Just ask Rafe Esquith, a fifth-grade teacher at the nation’s second-largest grade school, Los Angeles’ Hobart Boulevard Elementary School. Esquith’s classroom has become an intellectual haven for impoverished children from some of L.A.’s roughest neighborhoods. Most of Esquith’s students come from immigrant backgrounds and speak English as a second language. But they start school at 7:00 a.m. and stay until 5:00 p.m.; they come to school on Saturdays; and they learn. Their test scores are consistently among the best in the nation. And Shakespeare sits at the core of their curriculum. Every year, Esquith’s students read, discuss, debate, and perform a Shakespeare play. Esquith doesn’t just teach his students to read Shakespeare; he uses their study of Shakespeare to teach them to respect themselves, to honor their potential, to work hard, and to expect to go on to college—which they do. The Hobart Shakespeareans, as they are known, are living out the vision of seers such as Matthew Arnold. They are also, as the NEA data demonstrates, exceptions to our increasingly illiterate rule.39
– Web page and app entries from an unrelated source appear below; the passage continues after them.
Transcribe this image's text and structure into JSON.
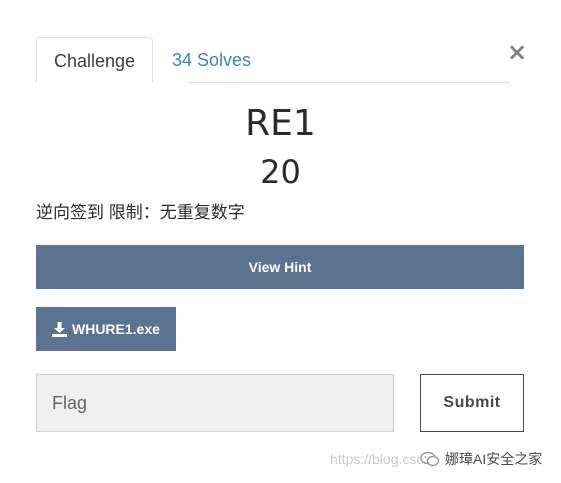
{
  "tabs": {
    "challenge": "Challenge",
    "solves": "34 Solves"
  },
  "close_glyph": "×",
  "challenge": {
    "name": "RE1",
    "points": "20",
    "description": "逆向签到 限制：无重复数字"
  },
  "hint_button": "View Hint",
  "file": {
    "label": "WHURE1.exe",
    "icon": "download-icon"
  },
  "flag_input": {
    "placeholder": "Flag",
    "value": ""
  },
  "submit_label": "Submit",
  "watermark": {
    "url": "https://blog.csdn.net/...",
    "brand": "娜璋AI安全之家",
    "icon": "wechat-icon"
  },
  "colors": {
    "button_bg": "#5b7290",
    "tab_link": "#3c83b9"
  }
}
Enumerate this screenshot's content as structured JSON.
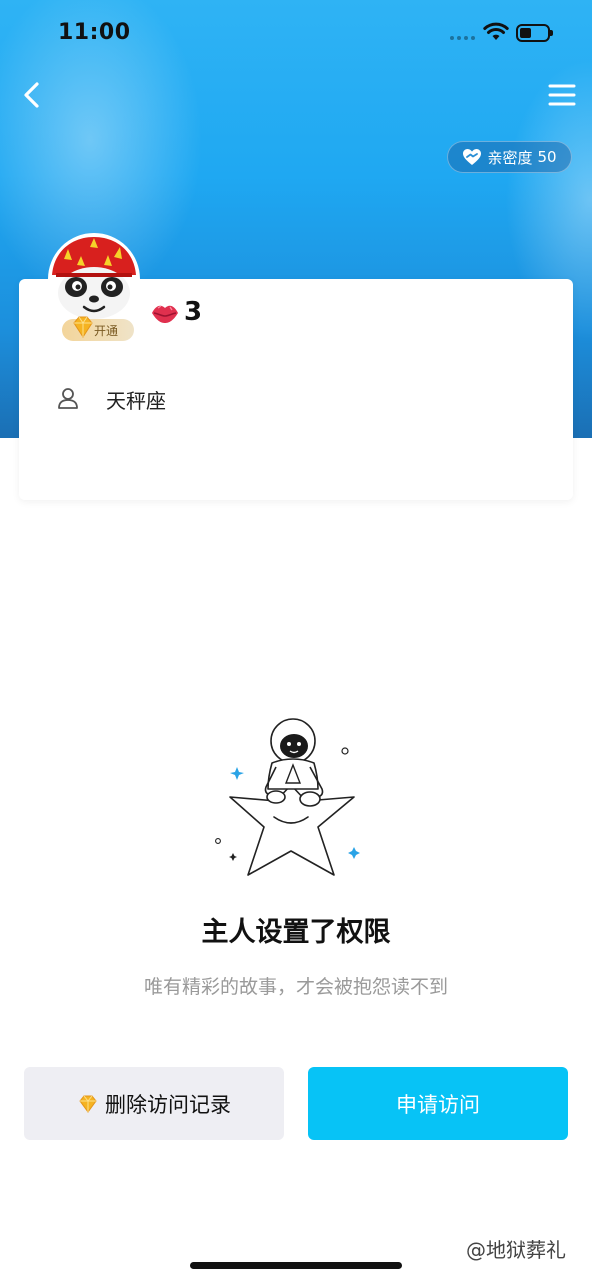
{
  "status_bar": {
    "time": "11:00"
  },
  "header": {
    "intimacy_label": "亲密度",
    "intimacy_value": "50"
  },
  "profile": {
    "vip_label": "开通",
    "lips_count": "3",
    "zodiac": "天秤座"
  },
  "permission": {
    "title": "主人设置了权限",
    "subtitle": "唯有精彩的故事，才会被抱怨读不到"
  },
  "actions": {
    "delete_label": "删除访问记录",
    "apply_label": "申请访问"
  },
  "watermark": "@地狱葬礼",
  "colors": {
    "accent": "#07c3f6",
    "banner": "#1fa8f2",
    "vip_gold": "#f3d59b",
    "lips": "#e0304e"
  },
  "icons": [
    "back-icon",
    "menu-icon",
    "heart-icon",
    "wifi-icon",
    "battery-icon",
    "diamond-icon",
    "lips-icon",
    "person-icon"
  ]
}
Price’s critique of the NEA report was hailed as “witty” and “incisive” (in the National Books Critics Circle Board of Directors’ blog), “salty” (in the New York Times Book Review editors’ blog), and “excellent” (in Kenyon Review’s blog).40 Read against the backdrop of avid, upwardly mobile readers, however, it emerges for the creepily cavalier insult to human potential that it is. We might as well abandon the project of humanism altogether, if Price is to be our guide. After all, who needs Shakespeare when we have files, labels, memos, and lists of things to do? Surely not the kids in Rafe Esquith’s classroom.